A Blog by International Students at Leiden University
Many of my friends and I are currently in the midst of our masters theses. As a result, I thought I’d outline some of the typical thoughts that seem to go through every students head as they go through this process.
There are definitely many moments of excitement and passion for what you’re researching, telling everyone who is prepared to listen for more than a few minutes some of the ‘exciting’ stories you’ve collected.
But, of course there are also those moments when you cannot bear to read another word that even relates to your research. Suddenly everyone else’s thesis topics sound so much more interesting than yours.
When you initially realise what the required word count is for your thesis it can seem quite intimidating.
Of course when you’re actually planning and writing your thesis, you realise how much work you’ve already done and how much you want to say. Now it’s more of an issue of trying to limit yourself to the word limit rather than worrying about not having enough to say
Something that can definitely be quite frustrating is when you realise that your friends who opted not to do a thesis, are working at ‘real’ jobs, earning money. But hey, at least you’re researching something you love (most of the time) and not stuck in a 9 – 5 job getting coffee for everyone else.

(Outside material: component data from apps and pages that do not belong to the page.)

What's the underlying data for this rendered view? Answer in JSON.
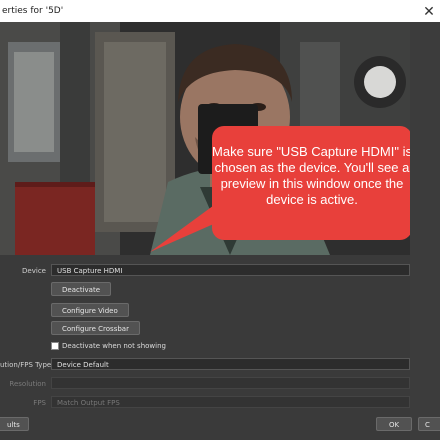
{
  "window": {
    "title": "erties for '5D'",
    "close_glyph": "✕"
  },
  "preview": {
    "callout_text": "Make sure \"USB Capture HDMI\" is chosen as the device. You'll see a preview in this window once the device is active.",
    "callout_color": "#e8403b"
  },
  "form": {
    "device_label": "Device",
    "device_value": "USB Capture HDMI",
    "deactivate_button": "Deactivate",
    "configure_video_button": "Configure Video",
    "configure_crossbar_button": "Configure Crossbar",
    "deactivate_checkbox_label": "Deactivate when not showing",
    "resolution_fps_type_label": "ution/FPS Type",
    "resolution_fps_type_value": "Device Default",
    "resolution_label": "Resolution",
    "resolution_value": "",
    "fps_label": "FPS",
    "fps_value": "Match Output FPS"
  },
  "footer": {
    "defaults_button": "ults",
    "ok_button": "OK",
    "cancel_button": "C"
  }
}
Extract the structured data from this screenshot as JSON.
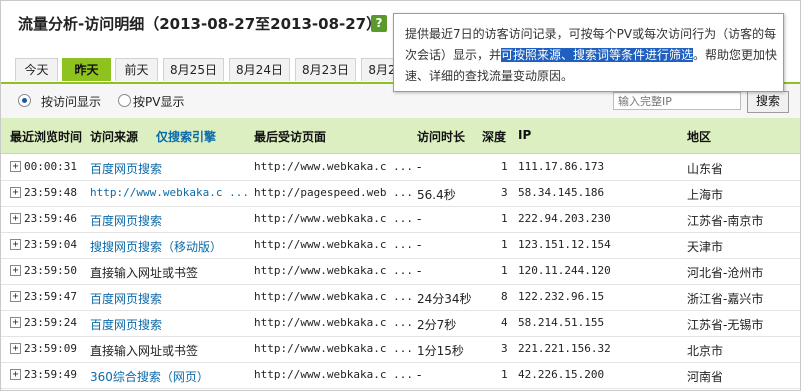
{
  "page": {
    "title": "流量分析-访问明细（2013-08-27至2013-08-27）",
    "help_icon": "?"
  },
  "tabs": [
    "今天",
    "昨天",
    "前天",
    "8月25日",
    "8月24日",
    "8月23日",
    "8月2"
  ],
  "active_tab": "昨天",
  "filter": {
    "by_visit_label": "按访问显示",
    "by_pv_label": "按PV显示",
    "selected": "按访问显示",
    "ip_placeholder": "输入完整IP",
    "search_label": "搜索"
  },
  "table": {
    "headers": {
      "time": "最近浏览时间",
      "source": "访问来源",
      "search_only": "仅搜索引擎",
      "last_page": "最后受访页面",
      "duration": "访问时长",
      "depth": "深度",
      "ip": "IP",
      "region": "地区"
    },
    "rows": [
      {
        "time": "00:00:31",
        "source": "百度网页搜索",
        "page": "http://www.webkaka.c ...",
        "duration": "-",
        "depth": "1",
        "ip": "111.17.86.173",
        "region": "山东省"
      },
      {
        "time": "23:59:48",
        "source": "http://www.webkaka.c ...",
        "page": "http://pagespeed.web ...",
        "duration": "56.4秒",
        "depth": "3",
        "ip": "58.34.145.186",
        "region": "上海市"
      },
      {
        "time": "23:59:46",
        "source": "百度网页搜索",
        "page": "http://www.webkaka.c ...",
        "duration": "-",
        "depth": "1",
        "ip": "222.94.203.230",
        "region": "江苏省-南京市"
      },
      {
        "time": "23:59:04",
        "source": "搜搜网页搜索（移动版）",
        "page": "http://www.webkaka.c ...",
        "duration": "-",
        "depth": "1",
        "ip": "123.151.12.154",
        "region": "天津市"
      },
      {
        "time": "23:59:50",
        "source": "直接输入网址或书签",
        "page": "http://www.webkaka.c ...",
        "duration": "-",
        "depth": "1",
        "ip": "120.11.244.120",
        "region": "河北省-沧州市"
      },
      {
        "time": "23:59:47",
        "source": "百度网页搜索",
        "page": "http://www.webkaka.c ...",
        "duration": "24分34秒",
        "depth": "8",
        "ip": "122.232.96.15",
        "region": "浙江省-嘉兴市"
      },
      {
        "time": "23:59:24",
        "source": "百度网页搜索",
        "page": "http://www.webkaka.c ...",
        "duration": "2分7秒",
        "depth": "4",
        "ip": "58.214.51.155",
        "region": "江苏省-无锡市"
      },
      {
        "time": "23:59:09",
        "source": "直接输入网址或书签",
        "page": "http://www.webkaka.c ...",
        "duration": "1分15秒",
        "depth": "3",
        "ip": "221.221.156.32",
        "region": "北京市"
      },
      {
        "time": "23:59:49",
        "source": "360综合搜索（网页）",
        "page": "http://www.webkaka.c ...",
        "duration": "-",
        "depth": "1",
        "ip": "42.226.15.200",
        "region": "河南省"
      }
    ]
  },
  "tooltip": {
    "line1": "提供最近7日的访客访问记录，可按每个PV或每次访问行为（访客的每",
    "line2_pre": "次会话）显示，并",
    "line2_hl": "可按照来源、搜索词等条件进行筛选",
    "line2_post": "。帮助您更加快",
    "line3": "速、详细的查找流量变动原因。"
  }
}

On those hideous, winter days when you aren’t doing fieldwork it is very easy to decide to just stay at home. While this is always a very attractive thought, I promise you’ll never be as productive as when you go to the library – Netflix and YouTube are just too tempting!
Everyone seems to have a day when they look at their calendar and actually realise how long they have until they need to hand in their thesis. Cue minor panic attack.
However, there are moments (usually aligned with a love for your topic) where you feel empowered, and decide that not only can you write this thesis, but somehow it’s going to change the world.
There are definitely some tough parts of the Masters thesis process, but there are also many times when you’re extremely glad that you chose spend this time reading, thinking and writing – especially as an international student. You’re living in an exciting new place, researching something you’re passionate about and who knows, maybe it will change the world, or at least the field you’re working in.